For sites like these, Sundays are typically a more relaxing casual time, in order to catch up on what the week's demands may have made one miss. Although this site is more DEEP HELL or tinymixtapes cosplay than anything, I feel it might be helpful to do the same, and round up the best things the site's "staff" have experienced over the week without having to give too much in the way of critical thought about them. Below is one recommendation from each member of the website's staff. Any regular readers are strictly required to check all of these out. In order to confirm that you have, please email us at firstname.lastname@example.org.
Casey A. Malik (Lead Editor/Webmaster):
Soft and Hollow is a horror youtuber who focuses on recommending smaller games she enjoyed with her tiny terrors series, and giving some insightful analysis of big indie horror names, like Anatomy.
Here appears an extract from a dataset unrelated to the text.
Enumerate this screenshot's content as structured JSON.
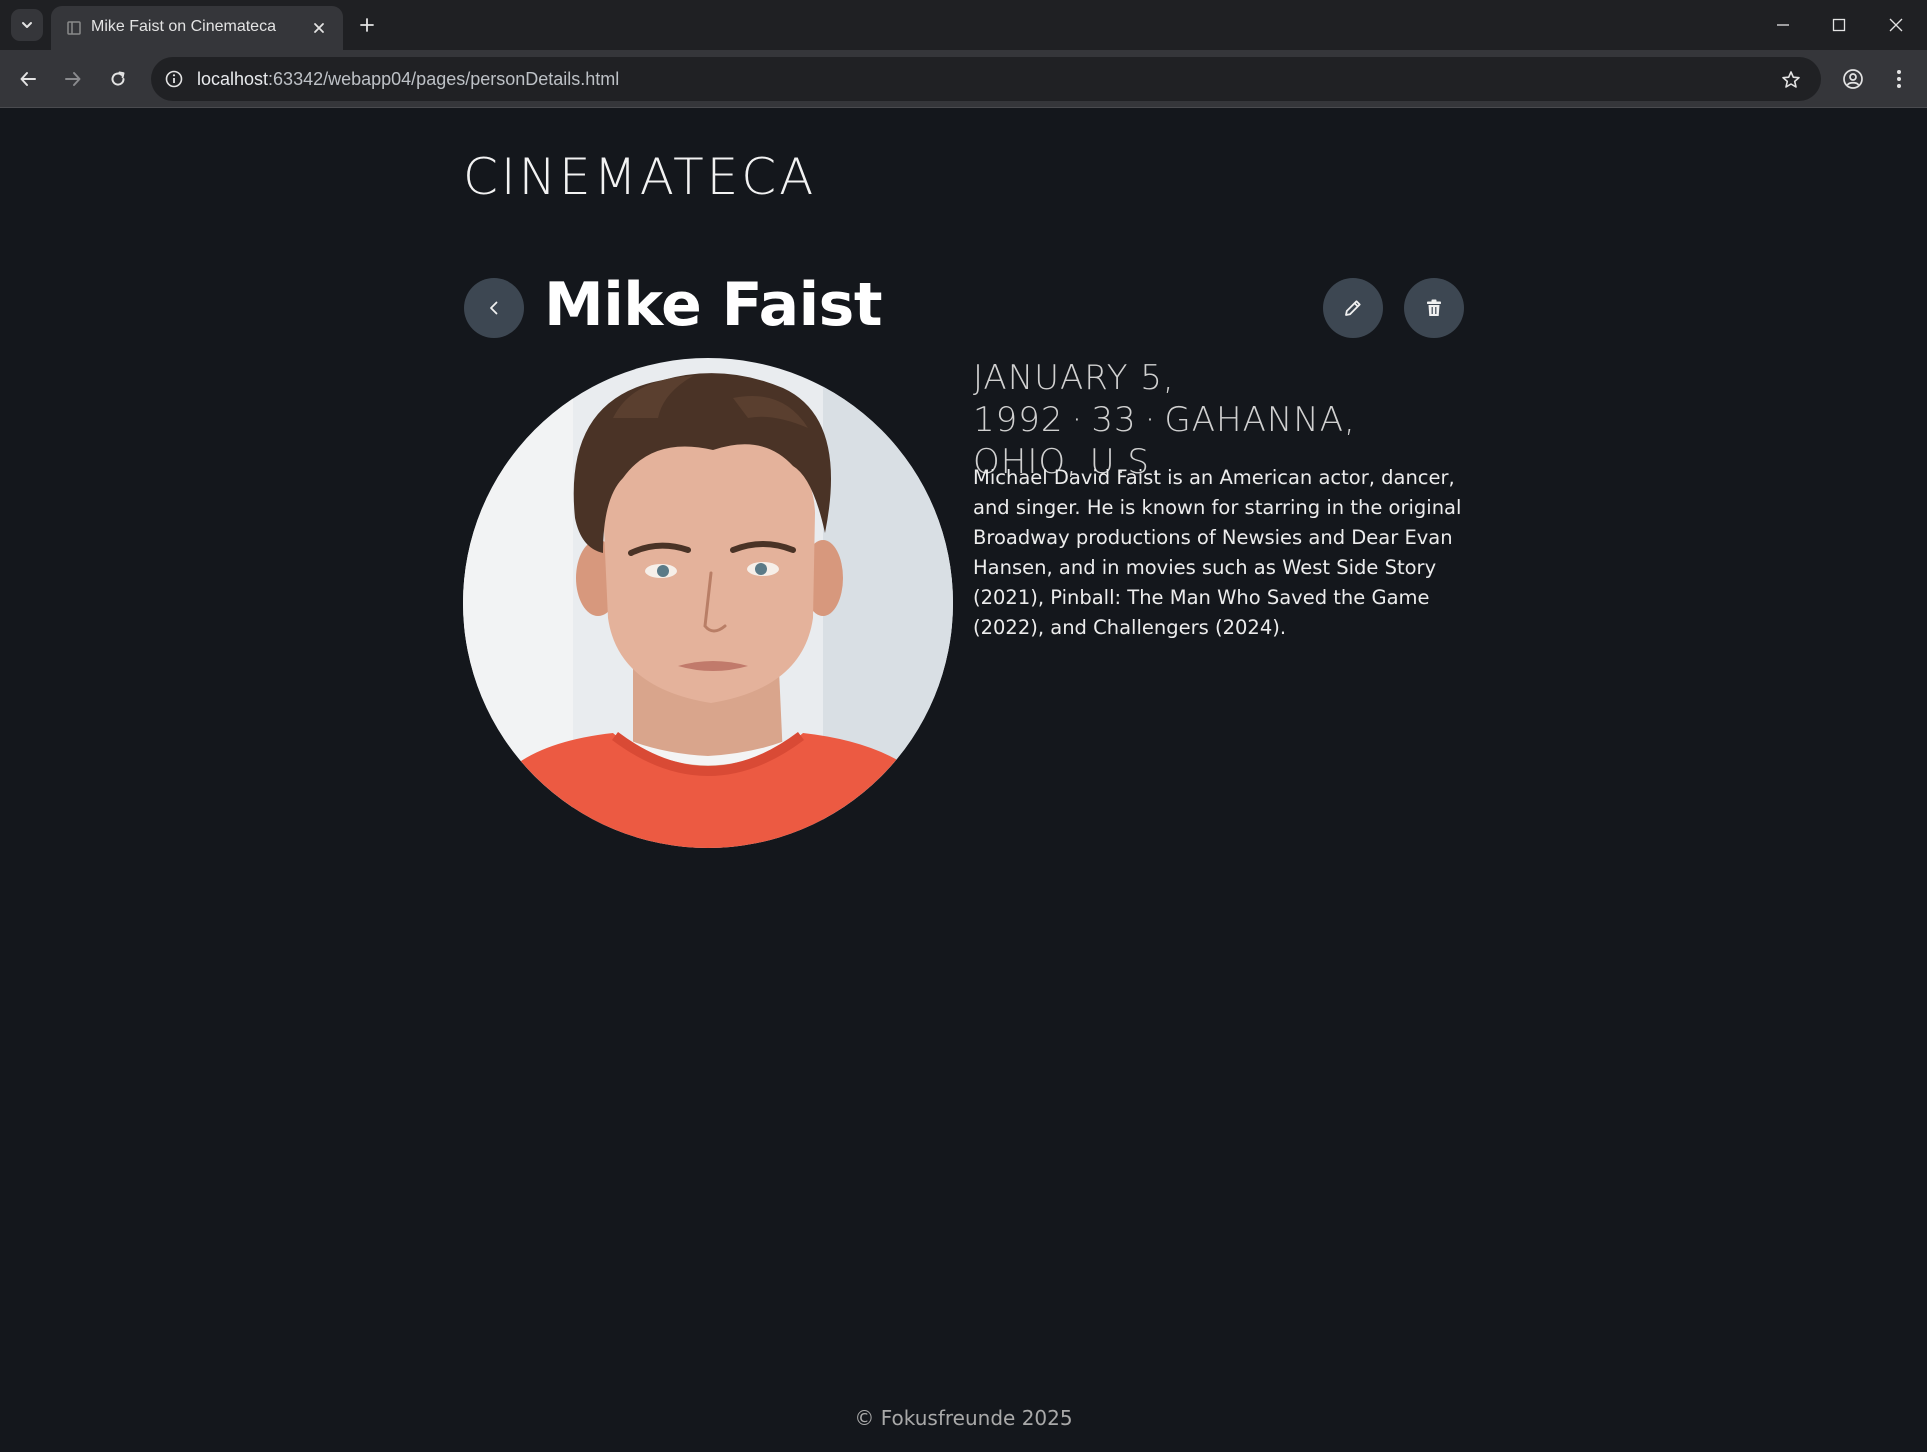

Not only does she appear to play everything, she has a deftness with hot takes: each analytical video seems to have been written with a driving point. Her latest video, on how demaking a game can be as useful as remaking it, is incredibly solid to the extent that it could've come from large channels, like Jacob Geller. If you like video essays in general, even if you aren't too into horror, you owe it to yourself to watch Soft and Hollow.
Kit Riemer (Good Writer/Stealer of Valor):
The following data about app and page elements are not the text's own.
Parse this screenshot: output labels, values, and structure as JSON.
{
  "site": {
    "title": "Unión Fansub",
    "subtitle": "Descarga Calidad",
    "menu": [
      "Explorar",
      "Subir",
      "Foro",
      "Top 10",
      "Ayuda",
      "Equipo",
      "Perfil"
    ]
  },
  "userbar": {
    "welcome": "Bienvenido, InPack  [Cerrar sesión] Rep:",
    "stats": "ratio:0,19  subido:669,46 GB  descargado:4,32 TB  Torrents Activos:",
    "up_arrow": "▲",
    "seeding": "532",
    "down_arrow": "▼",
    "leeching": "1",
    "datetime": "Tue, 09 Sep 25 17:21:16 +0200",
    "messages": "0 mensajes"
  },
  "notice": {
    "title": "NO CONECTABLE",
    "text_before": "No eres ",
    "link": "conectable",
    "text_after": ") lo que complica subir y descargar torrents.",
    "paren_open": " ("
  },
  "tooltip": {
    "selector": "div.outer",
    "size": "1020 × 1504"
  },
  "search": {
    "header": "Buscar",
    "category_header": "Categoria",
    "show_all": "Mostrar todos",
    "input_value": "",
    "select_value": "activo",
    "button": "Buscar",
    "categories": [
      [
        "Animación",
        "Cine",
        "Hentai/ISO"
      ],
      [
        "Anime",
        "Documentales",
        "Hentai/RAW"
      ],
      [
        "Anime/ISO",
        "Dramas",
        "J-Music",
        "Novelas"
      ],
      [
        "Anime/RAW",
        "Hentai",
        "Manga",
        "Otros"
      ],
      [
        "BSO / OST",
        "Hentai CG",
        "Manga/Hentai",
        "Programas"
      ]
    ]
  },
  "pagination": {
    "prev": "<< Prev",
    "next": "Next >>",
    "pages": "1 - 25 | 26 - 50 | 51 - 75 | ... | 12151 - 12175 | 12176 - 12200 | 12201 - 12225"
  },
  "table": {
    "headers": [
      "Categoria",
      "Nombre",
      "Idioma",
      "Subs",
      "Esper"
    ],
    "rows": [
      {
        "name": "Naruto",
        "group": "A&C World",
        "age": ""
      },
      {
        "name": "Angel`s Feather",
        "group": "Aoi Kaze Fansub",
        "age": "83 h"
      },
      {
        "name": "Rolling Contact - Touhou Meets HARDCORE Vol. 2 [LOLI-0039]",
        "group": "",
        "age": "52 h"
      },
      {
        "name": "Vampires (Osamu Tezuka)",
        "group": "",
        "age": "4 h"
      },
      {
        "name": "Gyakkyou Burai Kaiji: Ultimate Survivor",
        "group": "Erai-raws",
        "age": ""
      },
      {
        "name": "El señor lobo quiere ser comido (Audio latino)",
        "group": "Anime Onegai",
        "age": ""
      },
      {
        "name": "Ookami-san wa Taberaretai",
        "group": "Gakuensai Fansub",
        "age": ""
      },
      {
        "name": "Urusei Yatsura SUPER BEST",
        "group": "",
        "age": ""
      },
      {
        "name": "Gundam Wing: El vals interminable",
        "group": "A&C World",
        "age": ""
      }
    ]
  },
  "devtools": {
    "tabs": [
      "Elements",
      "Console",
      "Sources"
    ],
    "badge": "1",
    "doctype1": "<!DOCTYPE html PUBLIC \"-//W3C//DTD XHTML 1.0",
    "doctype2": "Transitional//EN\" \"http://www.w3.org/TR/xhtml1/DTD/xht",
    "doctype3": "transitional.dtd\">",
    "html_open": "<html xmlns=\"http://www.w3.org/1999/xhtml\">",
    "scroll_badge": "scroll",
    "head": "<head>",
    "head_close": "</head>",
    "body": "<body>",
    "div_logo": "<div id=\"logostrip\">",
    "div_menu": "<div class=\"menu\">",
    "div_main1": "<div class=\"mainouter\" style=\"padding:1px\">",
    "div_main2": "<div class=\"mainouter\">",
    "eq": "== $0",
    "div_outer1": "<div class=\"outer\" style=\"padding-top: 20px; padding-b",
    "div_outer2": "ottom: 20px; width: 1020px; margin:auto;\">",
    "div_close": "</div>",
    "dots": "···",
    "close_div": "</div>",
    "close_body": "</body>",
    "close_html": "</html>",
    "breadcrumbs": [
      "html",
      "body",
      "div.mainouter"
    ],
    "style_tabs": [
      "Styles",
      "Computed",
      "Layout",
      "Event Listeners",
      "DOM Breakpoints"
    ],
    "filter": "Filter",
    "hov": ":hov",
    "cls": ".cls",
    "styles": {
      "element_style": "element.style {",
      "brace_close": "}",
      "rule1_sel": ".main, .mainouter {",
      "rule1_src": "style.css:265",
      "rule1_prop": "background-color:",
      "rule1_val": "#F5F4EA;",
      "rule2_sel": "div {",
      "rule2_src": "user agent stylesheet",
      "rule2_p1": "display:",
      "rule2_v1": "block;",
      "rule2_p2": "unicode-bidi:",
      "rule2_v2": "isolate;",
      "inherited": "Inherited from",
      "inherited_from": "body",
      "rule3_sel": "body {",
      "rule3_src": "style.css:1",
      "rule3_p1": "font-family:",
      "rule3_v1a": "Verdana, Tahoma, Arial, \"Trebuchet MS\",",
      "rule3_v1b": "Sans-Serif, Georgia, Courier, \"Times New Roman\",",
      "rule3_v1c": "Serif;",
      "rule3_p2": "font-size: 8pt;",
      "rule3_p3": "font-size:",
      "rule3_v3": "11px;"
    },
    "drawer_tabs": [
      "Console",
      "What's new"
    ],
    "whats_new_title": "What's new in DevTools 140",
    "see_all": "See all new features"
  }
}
Growing Pains is a band out of Oregon with like 1,200 monthly listeners on Spotify. They make noisy rock. There's nothing too weird about them, so I'm not sure why I like them so much. I think the music just slaps harder than pretty much anything else I've heard this year. Put them on your AOTY list and get that indie cred I guess!
Ashley "Dragimal" K. (Feral Biologist/Aspiring Cryptid):
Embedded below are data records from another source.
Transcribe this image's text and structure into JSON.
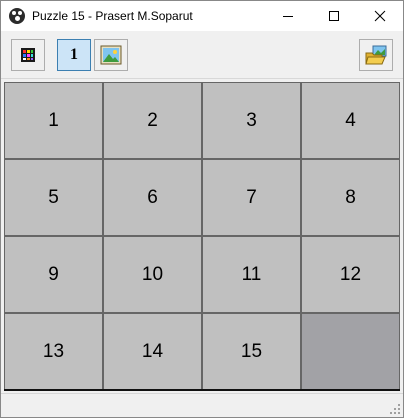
{
  "window": {
    "title": "Puzzle 15 - Prasert M.Soparut",
    "icon": "paw-icon",
    "controls": [
      "minimize",
      "maximize",
      "close"
    ]
  },
  "toolbar": {
    "buttons": [
      {
        "name": "color-palette-button",
        "icon": "color-grid-icon"
      },
      {
        "name": "number-mode-button",
        "label": "1",
        "active": true
      },
      {
        "name": "picture-mode-button",
        "icon": "picture-icon"
      },
      {
        "name": "open-image-button",
        "icon": "open-folder-image-icon"
      }
    ]
  },
  "board": {
    "tiles": [
      "1",
      "2",
      "3",
      "4",
      "5",
      "6",
      "7",
      "8",
      "9",
      "10",
      "11",
      "12",
      "13",
      "14",
      "15",
      ""
    ],
    "empty_index": 15
  },
  "colors": {
    "tile": "#c0c0c0",
    "empty_tile": "#a2a2a6",
    "grid_lines": "#666666",
    "active_button": "#cce4f7"
  },
  "statusbar": {
    "text": ""
  }
}
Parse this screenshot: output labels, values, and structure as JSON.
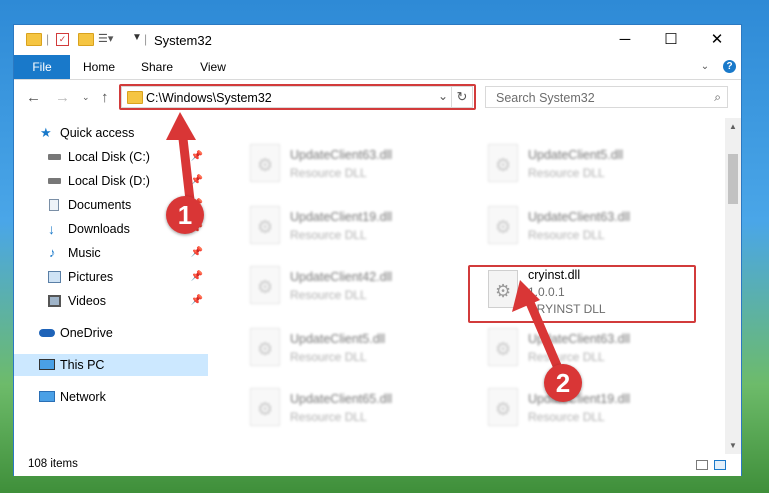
{
  "window": {
    "title": "System32"
  },
  "ribbon": {
    "tabs": [
      "File",
      "Home",
      "Share",
      "View"
    ]
  },
  "address": {
    "path": "C:\\Windows\\System32"
  },
  "search": {
    "placeholder": "Search System32"
  },
  "nav_pane": {
    "quick_access": "Quick access",
    "pinned": [
      {
        "label": "Local Disk (C:)",
        "icon": "drive-icon"
      },
      {
        "label": "Local Disk (D:)",
        "icon": "drive-icon"
      },
      {
        "label": "Documents",
        "icon": "documents-icon"
      },
      {
        "label": "Downloads",
        "icon": "downloads-icon"
      },
      {
        "label": "Music",
        "icon": "music-icon"
      },
      {
        "label": "Pictures",
        "icon": "pictures-icon"
      },
      {
        "label": "Videos",
        "icon": "videos-icon"
      }
    ],
    "onedrive": "OneDrive",
    "this_pc": "This PC",
    "network": "Network"
  },
  "files": [
    {
      "name": "UpdateClient63.dll",
      "type": "Resource DLL"
    },
    {
      "name": "UpdateClient5.dll",
      "type": "Resource DLL"
    },
    {
      "name": "UpdateClient19.dll",
      "type": "Resource DLL"
    },
    {
      "name": "UpdateClient63.dll",
      "type": "Resource DLL"
    },
    {
      "name": "UpdateClient42.dll",
      "type": "Resource DLL"
    },
    {
      "name": "cryinst.dll",
      "version": "1.0.0.1",
      "description": "CRYINST DLL"
    },
    {
      "name": "UpdateClient5.dll",
      "type": "Resource DLL"
    },
    {
      "name": "UpdateClient63.dll",
      "type": "Resource DLL"
    },
    {
      "name": "UpdateClient65.dll",
      "type": "Resource DLL"
    },
    {
      "name": "UpdateClient19.dll",
      "type": "Resource DLL"
    }
  ],
  "status": {
    "count": "108 items"
  },
  "annotations": {
    "step1": "1",
    "step2": "2"
  },
  "colors": {
    "highlight": "#d23b3b",
    "accent": "#1979ca",
    "selection": "#cce8ff"
  }
}
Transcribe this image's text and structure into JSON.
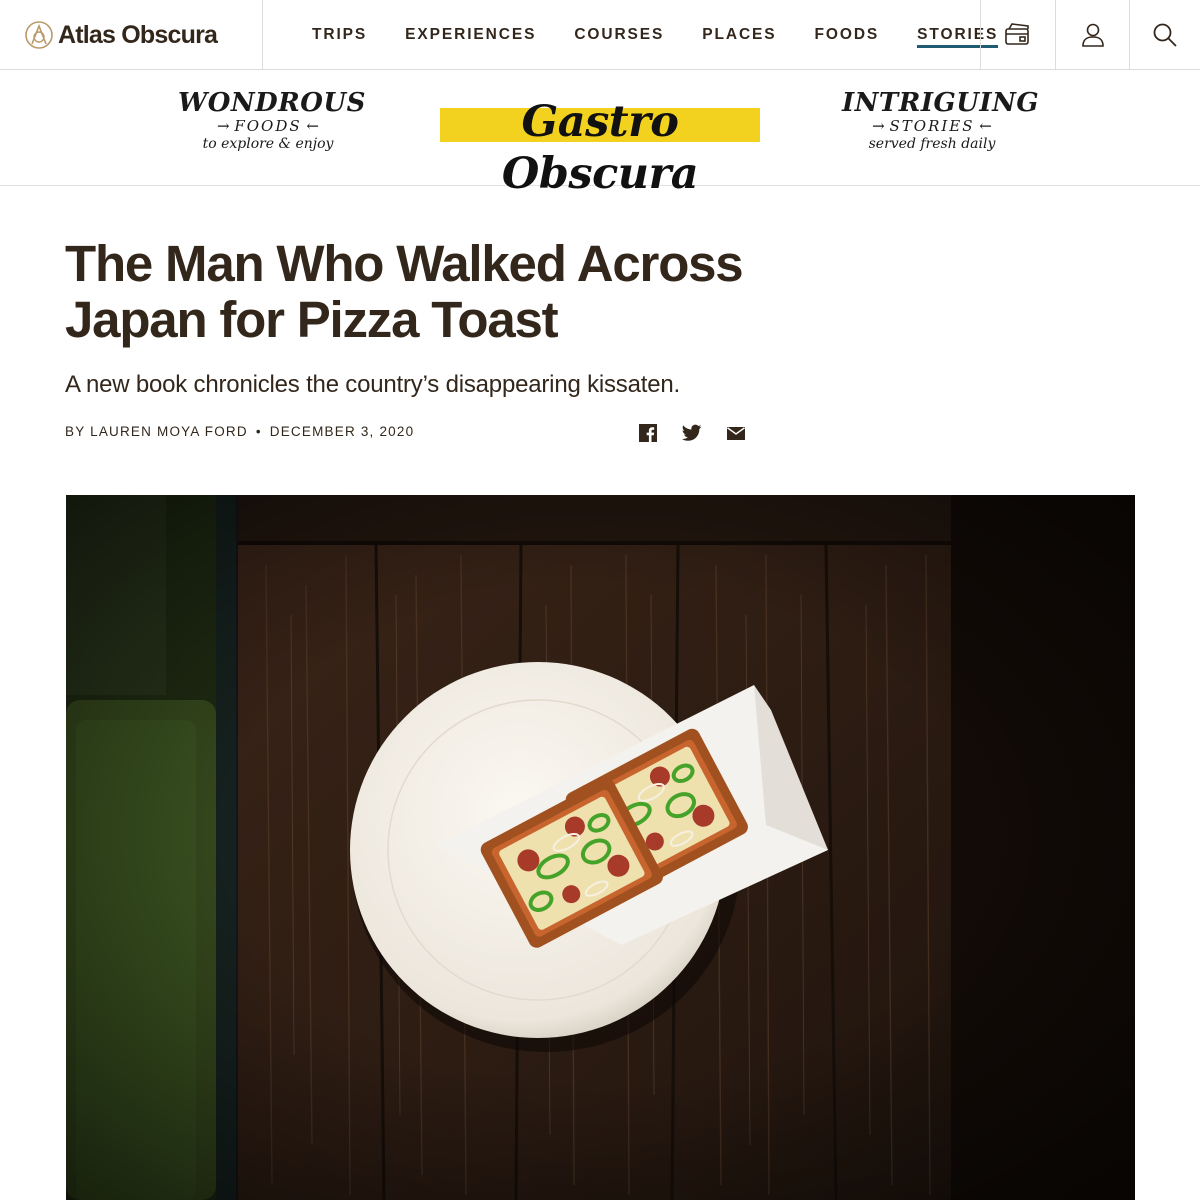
{
  "site": {
    "logo_text": "Atlas Obscura"
  },
  "nav": {
    "links": [
      {
        "label": "TRIPS"
      },
      {
        "label": "EXPERIENCES"
      },
      {
        "label": "COURSES"
      },
      {
        "label": "PLACES"
      },
      {
        "label": "FOODS"
      },
      {
        "label": "STORIES",
        "active": true
      }
    ],
    "icons": [
      "membership-icon",
      "account-icon",
      "search-icon"
    ]
  },
  "banner": {
    "left": {
      "line1": "WONDROUS",
      "line2": "FOODS",
      "line3": "to explore & enjoy"
    },
    "center": "Gastro Obscura",
    "right": {
      "line1": "INTRIGUING",
      "line2": "STORIES",
      "line3": "served fresh daily"
    },
    "accent_color": "#f3d21f"
  },
  "article": {
    "title": "The Man Who Walked Across Japan for Pizza Toast",
    "subtitle": "A new book chronicles the country’s disappearing kissaten.",
    "byline": {
      "author": "BY LAUREN MOYA FORD",
      "separator": "•",
      "date": "DECEMBER 3, 2020"
    },
    "share_icons": [
      "facebook-icon",
      "twitter-icon",
      "email-icon"
    ]
  },
  "colors": {
    "text": "#33271c",
    "active_underline": "#1f5b73",
    "border": "#dcdcdc"
  }
}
Serre is a short n’ sweet visual novel by insertdisc5 on itch.io, which centers on the budding romance between a lonely girl (Arlette) and the would-be alien “conqueror” (Oaxa) that crash-lands in her greenhouse. While the romance between the two is very cute, I think the short length of the game unfortunately undercuts the bits of depth the game attempts. Without giving too much away, their argument at the climax tries to tackle both Arlette’s personal issues and Oaxa’s species’ colonization of other planets, which inadvertently equates the colonialism to interpersonal issues and brushes over the nuance the topic needs. BUT it’s still a cute game, and the characters are both lovable-- Oaxa in particular is so earnest and excitable that I found myself clutching my chest and cooing over her throughout most of the game. She also has a kickass design, like a sleek and fluffy robo-bee. The art style in general is incredibly charming, with simple lines, round/bubbly shapes, and beautiful palettes. I think the experience is worth the meager $5 it charges (or it’s in that Bundle for Racial Justice and Equality from back in June, if you already have that).Return home, or see all reviews.